» INSTRUCTIONS TO FOLLOW
Locate the word "title" in the data below, then copy every line that holds it.

***** RECORDS SUPPLIED

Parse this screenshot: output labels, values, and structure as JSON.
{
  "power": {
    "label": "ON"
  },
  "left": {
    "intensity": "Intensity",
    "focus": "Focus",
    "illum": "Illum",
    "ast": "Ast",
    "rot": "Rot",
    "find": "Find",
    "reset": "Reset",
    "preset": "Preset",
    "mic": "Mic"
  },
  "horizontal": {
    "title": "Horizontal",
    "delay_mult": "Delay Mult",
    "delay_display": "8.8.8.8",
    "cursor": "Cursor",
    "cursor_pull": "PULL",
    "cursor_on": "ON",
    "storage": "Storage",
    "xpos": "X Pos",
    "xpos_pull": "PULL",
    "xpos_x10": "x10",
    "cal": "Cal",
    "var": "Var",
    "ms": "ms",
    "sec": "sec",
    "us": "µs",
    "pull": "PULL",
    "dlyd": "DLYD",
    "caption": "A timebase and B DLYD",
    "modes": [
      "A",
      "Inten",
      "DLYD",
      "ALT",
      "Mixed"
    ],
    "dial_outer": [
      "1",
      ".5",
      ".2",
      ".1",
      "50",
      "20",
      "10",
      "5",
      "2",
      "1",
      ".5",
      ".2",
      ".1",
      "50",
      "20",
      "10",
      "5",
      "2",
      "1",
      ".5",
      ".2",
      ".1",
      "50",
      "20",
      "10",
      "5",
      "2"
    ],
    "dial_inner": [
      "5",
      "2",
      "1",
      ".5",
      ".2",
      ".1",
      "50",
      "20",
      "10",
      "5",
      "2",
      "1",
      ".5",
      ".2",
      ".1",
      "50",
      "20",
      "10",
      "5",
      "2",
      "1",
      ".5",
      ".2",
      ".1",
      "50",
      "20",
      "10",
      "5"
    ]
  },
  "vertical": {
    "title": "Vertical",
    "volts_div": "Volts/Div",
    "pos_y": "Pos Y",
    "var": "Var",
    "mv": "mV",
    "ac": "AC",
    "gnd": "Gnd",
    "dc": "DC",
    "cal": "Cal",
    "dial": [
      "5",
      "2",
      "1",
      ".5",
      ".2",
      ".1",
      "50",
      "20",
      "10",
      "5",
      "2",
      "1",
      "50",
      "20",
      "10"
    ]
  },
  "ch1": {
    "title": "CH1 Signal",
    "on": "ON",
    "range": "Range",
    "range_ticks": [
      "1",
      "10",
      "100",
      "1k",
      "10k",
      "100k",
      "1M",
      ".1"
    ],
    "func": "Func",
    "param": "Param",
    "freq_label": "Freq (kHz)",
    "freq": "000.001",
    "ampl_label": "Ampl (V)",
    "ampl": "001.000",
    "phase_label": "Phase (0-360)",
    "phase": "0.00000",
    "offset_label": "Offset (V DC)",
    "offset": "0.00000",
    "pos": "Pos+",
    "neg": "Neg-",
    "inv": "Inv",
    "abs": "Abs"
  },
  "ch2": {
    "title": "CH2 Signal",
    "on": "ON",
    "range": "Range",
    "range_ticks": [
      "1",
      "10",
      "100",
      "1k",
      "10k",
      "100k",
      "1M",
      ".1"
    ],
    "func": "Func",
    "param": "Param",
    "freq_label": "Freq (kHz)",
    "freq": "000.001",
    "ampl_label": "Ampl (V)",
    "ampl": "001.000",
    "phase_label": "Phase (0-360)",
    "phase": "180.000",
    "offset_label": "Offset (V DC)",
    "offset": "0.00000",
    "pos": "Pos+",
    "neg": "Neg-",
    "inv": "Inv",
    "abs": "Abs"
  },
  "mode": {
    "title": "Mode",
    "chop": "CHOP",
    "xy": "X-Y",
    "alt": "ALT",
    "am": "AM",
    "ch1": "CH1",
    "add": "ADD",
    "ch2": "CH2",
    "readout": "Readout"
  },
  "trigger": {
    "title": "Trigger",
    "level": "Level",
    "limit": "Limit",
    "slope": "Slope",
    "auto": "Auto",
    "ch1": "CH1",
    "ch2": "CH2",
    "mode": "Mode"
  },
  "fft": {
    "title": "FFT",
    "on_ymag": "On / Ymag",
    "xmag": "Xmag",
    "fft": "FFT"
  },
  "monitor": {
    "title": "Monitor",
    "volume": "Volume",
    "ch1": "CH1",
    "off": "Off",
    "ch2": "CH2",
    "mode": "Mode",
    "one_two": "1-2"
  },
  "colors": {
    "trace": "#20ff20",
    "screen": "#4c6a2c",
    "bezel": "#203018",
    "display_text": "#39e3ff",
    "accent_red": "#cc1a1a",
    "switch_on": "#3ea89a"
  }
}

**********

» ANSWER FOR THE TASK
    "title": "Horizontal",
    "title": "Vertical",
    "title": "CH1 Signal",
    "title": "CH2 Signal",
    "title": "Mode",
    "title": "Trigger",
    "title": "FFT",
    "title": "Monitor",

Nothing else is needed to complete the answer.